Stillman & Birn Beta (6x8), Pilot Falcon SEF, De Atramentis Document Black

Stillman & Birn Beta (6×8), Pilot Falcon SEF, De Atramentis Document Black

Sitting Tall While Drawing Baby Buddah

I love my Walking Stool.  I’ve been using it for two years and it still looks like new, in spite of use nearly every day.  They’re more expensive than most tripod stools but so much more comfortable and I need my butt to be comfortable when I draw.  Mine is the 18″ tall seat and I had the opportunity to try out the 22″ seat and wanted to see if I preferred it.

The first problem I had to over come was what to sketch and where.  It’s still too cold to sketch outside so I set up a statue on my kitchen table and, sitting in the middle of the room, started sketching.  The first thing I noticed was that my drawing support was gone.  The taller stool unbent my legs to a point where I no longer had a lap upon which to rest my sketchbook.  Bummer…I like my lap.  I need that support.  Or do I?

A problem I have as a sketcher is bending over too much to sketch.  This causes two problems.  The first is that it hurts my back to be bent over for extended period.  I’m old and back pain makes me grumpy.  The other thing is that I have to move my head a lot more from a bent over drawing position to an upright viewing position, in an extreme form of the typical bobbing-head sketcher behavior.

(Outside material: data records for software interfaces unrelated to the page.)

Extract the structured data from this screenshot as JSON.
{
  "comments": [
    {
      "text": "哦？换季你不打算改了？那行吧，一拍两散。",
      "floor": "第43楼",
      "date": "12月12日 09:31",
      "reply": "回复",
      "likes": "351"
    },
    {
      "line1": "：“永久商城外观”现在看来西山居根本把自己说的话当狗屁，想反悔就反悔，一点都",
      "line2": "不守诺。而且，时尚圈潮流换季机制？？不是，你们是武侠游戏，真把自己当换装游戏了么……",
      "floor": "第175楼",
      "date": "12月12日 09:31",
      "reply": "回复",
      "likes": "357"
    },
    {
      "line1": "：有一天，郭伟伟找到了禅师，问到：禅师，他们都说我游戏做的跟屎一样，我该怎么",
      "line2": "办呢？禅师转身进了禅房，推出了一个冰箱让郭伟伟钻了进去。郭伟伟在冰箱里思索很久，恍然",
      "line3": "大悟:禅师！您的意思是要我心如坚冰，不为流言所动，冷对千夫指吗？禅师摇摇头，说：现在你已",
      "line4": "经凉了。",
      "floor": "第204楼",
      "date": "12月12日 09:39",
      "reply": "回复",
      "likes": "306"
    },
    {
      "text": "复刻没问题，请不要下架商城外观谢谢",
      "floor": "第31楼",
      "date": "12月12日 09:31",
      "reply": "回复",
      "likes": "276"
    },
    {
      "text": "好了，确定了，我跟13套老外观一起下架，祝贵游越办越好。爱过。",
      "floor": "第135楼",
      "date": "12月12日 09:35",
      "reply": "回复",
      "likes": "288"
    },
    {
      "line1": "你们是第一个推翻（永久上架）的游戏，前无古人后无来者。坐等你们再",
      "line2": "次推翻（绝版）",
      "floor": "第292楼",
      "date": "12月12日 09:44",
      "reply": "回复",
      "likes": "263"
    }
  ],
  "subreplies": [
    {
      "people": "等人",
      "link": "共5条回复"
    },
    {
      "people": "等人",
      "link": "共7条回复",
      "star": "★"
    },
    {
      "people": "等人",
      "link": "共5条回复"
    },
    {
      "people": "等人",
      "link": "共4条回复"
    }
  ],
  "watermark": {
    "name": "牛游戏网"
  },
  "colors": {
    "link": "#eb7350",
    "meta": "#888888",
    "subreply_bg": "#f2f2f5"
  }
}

The taller stool forced me to figure out how to hold my sketchbook against my body.  Lots of people do it.  I struggle with this but I really should learn how.  I’ve been drawing for three years and should have figured it out by now.

In the end, this taller stool weighs a bit more than my shorter one, is a bit harder to carry, and the only thing I “gain” is being forced to learn to sketch like a big person.  I guess I’ll stick with my 18″ version (I’m 6-feet tall by the way).

Here’s the sketch I did during this experiment.  I used my Pilot Falcon and De Atramentis Document Black ink.  Watercolors are Daniel Smith.  Sketchbook is a Stillman & Birn Beta (6×8).  Hope you like it.

2015-04-07Buddah

A Quick Trip To Ottawa

My daughter was coming home from Ottawa during her Easter break from school.  In a brilliant bit of planning we decided to go get her rather than have her take the train to get home.  In this way we could spend a day and a half in Ottawa, visit museums, and I could sketch.

The plan was perfect.  We got up early Thursday morning and drove to Ottawa.  Skipping the details of the day, our plan was to visit the Natural History museum starting at 5PM because on Thursday nights the Ottawa museums are free.  And so, with sketching gear on my hip, we headed inside.

To be honest, I was overwhelmed, both by the five floors of great stuff to sketch and by the fact that I was with wife and daughter and we wanted to see as much of the museum as possible.  I managed one tiny quick-sketch of a sandhill crane while we were resting our feet.  But we had lots of fun and besides, I’d be at the art museum all day tomorrow.  Plenty of time for sketching.

And so it was that the next morning we headed to the art museum, arriving at opening time.  This is where the flaw in my plan became evident.  It was Good Friday.  All the museums were closed.  In fact, most of Ottawa was closed.

But it was a nice day.  It was sunny, 8C and no wind.  Given Quebec City’s winter, this was nothing short of a miracle so we sat down in front of the art museum.  My family said, “Why don’t you sketch?”  I felt guilty about leaving them doing nothing while I sketched but they talked me into it.

Sketching quicker than I normally draw, I drew the top of the Parliament library that was peaking up above the trees.  When I finished I realized that I HAD SKETCHED OUTDOORS.  Finally!!!  It was April 3rd…a day to remember.

It only took 20 minutes or so but did I mention that I got to SKETCH OUTDOORS?  Does this mean spring has finally come to my world?  Well, not really.  We drove back to Quebec City yesterday and woke this morning to look outside at the snow that was falling.  Instead of sketching, I wandered aimlessly behind a snowblower.  Will it ever end?

Stillman & Birn Gamma (10x7), Namiki Falcon, De Atramentis Document Black

Stillman & Birn Gamma (10×7), Namiki Falcon, De Atramentis Document Black